Extracted material START

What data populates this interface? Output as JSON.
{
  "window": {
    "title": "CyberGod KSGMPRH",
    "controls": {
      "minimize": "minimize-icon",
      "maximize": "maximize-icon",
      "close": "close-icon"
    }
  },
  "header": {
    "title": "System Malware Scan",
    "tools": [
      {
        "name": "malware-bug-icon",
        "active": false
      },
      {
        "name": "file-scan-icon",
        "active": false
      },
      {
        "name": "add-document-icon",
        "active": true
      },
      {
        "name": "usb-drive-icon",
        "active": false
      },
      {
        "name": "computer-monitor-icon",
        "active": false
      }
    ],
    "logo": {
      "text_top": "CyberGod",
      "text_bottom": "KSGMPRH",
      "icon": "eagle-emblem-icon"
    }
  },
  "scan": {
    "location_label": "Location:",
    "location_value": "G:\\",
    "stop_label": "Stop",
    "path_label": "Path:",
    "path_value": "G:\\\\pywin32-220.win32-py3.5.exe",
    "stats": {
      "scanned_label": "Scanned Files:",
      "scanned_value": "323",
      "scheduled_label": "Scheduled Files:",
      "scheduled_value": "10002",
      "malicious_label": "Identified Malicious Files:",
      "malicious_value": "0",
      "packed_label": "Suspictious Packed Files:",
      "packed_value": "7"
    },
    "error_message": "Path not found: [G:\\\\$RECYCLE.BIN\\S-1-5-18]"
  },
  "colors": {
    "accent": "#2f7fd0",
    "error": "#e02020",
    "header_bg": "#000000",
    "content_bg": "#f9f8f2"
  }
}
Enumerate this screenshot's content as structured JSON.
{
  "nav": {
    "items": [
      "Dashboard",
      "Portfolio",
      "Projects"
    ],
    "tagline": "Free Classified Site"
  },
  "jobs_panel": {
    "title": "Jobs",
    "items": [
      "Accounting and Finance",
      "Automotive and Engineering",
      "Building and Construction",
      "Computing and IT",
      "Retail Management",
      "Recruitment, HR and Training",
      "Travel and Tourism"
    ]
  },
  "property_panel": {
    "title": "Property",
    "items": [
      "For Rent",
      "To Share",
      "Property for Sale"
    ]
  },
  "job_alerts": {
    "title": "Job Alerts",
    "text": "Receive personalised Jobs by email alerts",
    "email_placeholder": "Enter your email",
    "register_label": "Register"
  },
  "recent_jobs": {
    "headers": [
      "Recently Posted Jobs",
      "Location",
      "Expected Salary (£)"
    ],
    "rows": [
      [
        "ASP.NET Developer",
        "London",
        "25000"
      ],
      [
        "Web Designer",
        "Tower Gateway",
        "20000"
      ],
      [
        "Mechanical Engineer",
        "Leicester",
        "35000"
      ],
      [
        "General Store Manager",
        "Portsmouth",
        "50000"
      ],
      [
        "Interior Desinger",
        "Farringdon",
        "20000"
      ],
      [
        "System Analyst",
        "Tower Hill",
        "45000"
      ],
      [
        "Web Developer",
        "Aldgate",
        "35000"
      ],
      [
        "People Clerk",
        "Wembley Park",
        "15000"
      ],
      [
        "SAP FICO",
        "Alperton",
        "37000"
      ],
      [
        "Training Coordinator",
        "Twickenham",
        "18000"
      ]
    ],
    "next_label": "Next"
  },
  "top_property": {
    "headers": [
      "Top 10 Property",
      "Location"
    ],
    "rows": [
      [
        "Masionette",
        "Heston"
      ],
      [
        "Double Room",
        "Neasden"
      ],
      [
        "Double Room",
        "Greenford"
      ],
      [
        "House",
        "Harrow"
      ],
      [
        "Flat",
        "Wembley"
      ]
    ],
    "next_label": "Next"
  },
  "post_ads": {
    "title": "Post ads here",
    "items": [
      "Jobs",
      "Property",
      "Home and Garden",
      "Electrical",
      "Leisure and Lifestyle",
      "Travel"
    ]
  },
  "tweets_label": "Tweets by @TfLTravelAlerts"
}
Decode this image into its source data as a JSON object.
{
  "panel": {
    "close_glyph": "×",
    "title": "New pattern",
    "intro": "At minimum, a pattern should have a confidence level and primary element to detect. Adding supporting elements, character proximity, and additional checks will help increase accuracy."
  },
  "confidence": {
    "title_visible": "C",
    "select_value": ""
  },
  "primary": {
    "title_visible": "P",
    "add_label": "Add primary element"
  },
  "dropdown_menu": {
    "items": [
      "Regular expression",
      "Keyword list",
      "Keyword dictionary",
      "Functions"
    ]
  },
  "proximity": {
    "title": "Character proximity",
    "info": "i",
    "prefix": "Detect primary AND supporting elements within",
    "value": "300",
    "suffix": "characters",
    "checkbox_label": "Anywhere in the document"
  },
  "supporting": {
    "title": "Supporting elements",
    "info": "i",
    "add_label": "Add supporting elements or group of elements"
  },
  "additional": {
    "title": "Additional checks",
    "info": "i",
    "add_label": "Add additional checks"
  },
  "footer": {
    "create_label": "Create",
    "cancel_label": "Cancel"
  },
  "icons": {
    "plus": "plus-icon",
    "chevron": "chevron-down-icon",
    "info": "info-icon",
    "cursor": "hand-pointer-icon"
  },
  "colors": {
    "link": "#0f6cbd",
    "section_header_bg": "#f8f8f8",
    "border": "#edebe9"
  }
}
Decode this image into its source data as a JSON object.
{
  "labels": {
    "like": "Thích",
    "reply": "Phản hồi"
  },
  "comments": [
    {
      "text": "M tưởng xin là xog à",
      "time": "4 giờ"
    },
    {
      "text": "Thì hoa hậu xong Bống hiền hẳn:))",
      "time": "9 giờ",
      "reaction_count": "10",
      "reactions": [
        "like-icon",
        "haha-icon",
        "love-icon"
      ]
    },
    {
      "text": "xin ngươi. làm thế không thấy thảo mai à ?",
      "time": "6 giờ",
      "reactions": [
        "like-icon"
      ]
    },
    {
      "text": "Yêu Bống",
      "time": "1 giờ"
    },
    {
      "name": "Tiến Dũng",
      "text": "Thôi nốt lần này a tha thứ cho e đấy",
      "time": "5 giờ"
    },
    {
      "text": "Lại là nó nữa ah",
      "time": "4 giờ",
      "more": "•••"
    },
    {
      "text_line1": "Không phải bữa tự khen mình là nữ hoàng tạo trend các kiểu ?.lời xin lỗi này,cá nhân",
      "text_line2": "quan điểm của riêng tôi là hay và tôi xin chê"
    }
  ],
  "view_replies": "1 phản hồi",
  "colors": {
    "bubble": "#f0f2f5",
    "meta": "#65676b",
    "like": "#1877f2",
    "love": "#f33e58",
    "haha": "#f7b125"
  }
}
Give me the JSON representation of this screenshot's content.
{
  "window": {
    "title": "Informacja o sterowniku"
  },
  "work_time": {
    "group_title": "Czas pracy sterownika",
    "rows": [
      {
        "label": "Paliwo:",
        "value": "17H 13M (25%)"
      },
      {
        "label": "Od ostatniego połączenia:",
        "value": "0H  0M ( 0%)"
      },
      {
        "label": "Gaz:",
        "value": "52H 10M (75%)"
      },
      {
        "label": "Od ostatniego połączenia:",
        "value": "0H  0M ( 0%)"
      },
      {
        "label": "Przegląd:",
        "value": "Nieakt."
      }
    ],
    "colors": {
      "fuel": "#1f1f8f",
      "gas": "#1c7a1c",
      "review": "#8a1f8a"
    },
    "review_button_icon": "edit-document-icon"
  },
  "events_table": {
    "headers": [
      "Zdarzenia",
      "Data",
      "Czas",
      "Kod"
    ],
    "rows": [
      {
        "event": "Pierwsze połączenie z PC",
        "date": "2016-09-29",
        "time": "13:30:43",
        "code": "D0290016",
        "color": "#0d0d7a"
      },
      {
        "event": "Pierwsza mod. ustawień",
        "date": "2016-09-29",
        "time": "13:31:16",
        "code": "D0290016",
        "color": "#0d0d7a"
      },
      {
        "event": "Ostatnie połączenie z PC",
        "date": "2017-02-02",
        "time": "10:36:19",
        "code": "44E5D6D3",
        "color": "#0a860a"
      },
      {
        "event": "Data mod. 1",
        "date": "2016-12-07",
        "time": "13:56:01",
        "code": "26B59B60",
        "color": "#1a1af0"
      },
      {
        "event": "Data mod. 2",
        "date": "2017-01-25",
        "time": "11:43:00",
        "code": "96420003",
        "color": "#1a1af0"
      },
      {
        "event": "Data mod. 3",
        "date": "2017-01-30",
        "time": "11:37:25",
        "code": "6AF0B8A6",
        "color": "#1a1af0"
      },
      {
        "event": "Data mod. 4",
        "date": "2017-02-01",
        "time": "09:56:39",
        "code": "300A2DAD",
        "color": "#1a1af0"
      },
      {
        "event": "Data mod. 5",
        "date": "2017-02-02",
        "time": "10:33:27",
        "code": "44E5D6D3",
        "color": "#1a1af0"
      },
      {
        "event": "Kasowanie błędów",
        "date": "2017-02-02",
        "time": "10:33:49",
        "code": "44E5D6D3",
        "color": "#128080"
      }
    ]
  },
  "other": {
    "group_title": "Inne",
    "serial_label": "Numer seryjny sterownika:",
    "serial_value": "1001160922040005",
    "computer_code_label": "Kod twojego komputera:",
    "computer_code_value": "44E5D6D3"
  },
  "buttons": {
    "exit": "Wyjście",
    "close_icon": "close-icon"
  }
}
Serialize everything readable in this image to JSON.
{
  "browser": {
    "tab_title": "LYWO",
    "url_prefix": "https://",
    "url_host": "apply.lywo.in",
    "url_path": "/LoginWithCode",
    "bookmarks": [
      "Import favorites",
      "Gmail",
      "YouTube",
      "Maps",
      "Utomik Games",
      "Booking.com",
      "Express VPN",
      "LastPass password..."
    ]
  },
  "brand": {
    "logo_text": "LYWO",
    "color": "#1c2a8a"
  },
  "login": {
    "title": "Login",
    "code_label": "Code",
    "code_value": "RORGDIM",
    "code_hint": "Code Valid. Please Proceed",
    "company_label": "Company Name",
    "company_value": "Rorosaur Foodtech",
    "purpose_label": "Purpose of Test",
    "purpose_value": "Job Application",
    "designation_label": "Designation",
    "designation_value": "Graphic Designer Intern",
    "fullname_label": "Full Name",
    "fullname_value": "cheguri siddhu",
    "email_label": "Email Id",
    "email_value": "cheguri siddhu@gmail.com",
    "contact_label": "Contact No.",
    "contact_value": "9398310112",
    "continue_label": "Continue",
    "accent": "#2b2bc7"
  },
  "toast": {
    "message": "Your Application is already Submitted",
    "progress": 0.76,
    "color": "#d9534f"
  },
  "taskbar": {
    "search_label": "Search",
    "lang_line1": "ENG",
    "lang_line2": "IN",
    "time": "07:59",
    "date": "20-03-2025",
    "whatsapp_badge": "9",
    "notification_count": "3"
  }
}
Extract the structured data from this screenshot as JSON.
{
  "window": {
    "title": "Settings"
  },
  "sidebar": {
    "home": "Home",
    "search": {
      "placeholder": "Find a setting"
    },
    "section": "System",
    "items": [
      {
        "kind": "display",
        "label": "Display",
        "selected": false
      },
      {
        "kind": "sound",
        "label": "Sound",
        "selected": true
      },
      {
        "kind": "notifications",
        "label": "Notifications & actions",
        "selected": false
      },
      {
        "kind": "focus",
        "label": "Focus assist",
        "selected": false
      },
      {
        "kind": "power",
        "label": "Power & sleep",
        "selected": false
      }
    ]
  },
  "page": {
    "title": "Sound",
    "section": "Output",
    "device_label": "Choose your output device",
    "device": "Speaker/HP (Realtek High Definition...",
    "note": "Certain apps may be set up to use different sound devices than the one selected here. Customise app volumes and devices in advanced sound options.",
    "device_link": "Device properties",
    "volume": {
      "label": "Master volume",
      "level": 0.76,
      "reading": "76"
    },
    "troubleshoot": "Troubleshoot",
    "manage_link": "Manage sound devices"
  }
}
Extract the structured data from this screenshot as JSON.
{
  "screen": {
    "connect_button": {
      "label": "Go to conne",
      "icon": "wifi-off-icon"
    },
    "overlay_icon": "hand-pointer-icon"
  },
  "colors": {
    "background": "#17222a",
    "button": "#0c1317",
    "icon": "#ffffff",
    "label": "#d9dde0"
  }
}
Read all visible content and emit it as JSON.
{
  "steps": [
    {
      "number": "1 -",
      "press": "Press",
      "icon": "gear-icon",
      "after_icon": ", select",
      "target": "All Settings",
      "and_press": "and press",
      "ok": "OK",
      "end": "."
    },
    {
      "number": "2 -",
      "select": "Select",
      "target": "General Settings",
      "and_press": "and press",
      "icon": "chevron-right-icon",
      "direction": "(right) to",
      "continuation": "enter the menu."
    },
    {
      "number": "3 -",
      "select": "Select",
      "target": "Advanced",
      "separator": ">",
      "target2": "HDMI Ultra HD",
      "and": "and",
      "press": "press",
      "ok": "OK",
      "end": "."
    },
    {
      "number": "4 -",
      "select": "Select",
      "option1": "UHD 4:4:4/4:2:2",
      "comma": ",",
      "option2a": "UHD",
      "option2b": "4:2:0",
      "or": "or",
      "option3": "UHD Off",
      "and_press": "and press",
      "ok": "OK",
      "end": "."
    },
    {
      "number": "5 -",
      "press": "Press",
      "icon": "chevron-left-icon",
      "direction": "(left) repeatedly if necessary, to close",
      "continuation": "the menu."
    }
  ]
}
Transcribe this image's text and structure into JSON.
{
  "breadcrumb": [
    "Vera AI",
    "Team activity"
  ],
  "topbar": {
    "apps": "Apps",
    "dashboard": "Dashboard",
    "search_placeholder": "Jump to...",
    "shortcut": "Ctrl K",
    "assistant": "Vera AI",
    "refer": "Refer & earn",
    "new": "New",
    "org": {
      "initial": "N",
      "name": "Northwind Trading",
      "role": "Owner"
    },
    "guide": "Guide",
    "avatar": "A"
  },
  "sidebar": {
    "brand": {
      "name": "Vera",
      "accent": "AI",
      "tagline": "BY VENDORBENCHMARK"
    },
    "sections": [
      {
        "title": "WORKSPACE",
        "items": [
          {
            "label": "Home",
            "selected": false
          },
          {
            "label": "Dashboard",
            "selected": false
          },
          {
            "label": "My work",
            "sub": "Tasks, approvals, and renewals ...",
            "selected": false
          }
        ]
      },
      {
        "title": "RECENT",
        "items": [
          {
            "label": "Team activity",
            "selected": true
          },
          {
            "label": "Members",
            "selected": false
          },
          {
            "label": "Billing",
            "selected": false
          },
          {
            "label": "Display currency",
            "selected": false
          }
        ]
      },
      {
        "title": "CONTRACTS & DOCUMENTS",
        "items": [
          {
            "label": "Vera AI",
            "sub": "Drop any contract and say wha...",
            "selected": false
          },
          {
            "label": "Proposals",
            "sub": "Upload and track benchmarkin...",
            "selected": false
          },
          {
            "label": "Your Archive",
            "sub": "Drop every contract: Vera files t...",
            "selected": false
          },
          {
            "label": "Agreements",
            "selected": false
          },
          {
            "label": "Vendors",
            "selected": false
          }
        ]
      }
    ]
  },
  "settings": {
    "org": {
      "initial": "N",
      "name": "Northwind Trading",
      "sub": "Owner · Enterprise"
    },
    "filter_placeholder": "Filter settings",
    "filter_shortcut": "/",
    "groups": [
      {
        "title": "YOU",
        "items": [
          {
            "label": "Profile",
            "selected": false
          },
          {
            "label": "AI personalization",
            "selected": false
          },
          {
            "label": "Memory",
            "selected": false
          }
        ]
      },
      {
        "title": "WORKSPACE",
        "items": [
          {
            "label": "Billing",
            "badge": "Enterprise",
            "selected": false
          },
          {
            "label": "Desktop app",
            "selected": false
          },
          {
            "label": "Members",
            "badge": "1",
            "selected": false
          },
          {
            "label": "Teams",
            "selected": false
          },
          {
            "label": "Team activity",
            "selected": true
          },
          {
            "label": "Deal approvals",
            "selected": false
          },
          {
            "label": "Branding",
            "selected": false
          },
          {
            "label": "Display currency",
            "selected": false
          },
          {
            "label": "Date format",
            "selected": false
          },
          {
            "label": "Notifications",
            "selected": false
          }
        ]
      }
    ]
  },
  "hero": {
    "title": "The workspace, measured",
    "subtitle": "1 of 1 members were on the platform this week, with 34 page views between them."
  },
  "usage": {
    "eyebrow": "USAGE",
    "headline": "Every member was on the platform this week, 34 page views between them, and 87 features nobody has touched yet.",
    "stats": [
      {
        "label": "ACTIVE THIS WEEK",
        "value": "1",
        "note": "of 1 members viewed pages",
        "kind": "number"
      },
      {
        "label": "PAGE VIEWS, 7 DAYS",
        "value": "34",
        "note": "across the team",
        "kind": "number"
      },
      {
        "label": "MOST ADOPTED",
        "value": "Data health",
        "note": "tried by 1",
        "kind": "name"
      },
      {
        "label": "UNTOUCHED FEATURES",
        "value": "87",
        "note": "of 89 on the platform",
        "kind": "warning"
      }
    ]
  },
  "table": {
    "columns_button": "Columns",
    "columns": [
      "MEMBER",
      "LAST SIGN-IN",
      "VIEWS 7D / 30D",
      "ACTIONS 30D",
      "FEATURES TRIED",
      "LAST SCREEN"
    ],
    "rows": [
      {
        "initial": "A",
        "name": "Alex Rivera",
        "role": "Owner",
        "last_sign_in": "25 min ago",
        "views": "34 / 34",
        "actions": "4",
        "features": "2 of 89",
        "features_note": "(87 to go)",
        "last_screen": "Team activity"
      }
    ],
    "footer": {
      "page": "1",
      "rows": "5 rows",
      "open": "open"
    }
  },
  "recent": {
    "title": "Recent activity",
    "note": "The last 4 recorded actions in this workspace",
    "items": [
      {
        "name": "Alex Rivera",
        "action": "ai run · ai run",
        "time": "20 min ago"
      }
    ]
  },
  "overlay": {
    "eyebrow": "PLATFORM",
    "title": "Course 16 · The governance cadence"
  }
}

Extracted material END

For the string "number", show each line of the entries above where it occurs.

      "number": "1 -",
      "number": "2 -",
      "number": "3 -",
      "number": "4 -",
      "number": "5 -",
        "kind": "number"
        "kind": "number"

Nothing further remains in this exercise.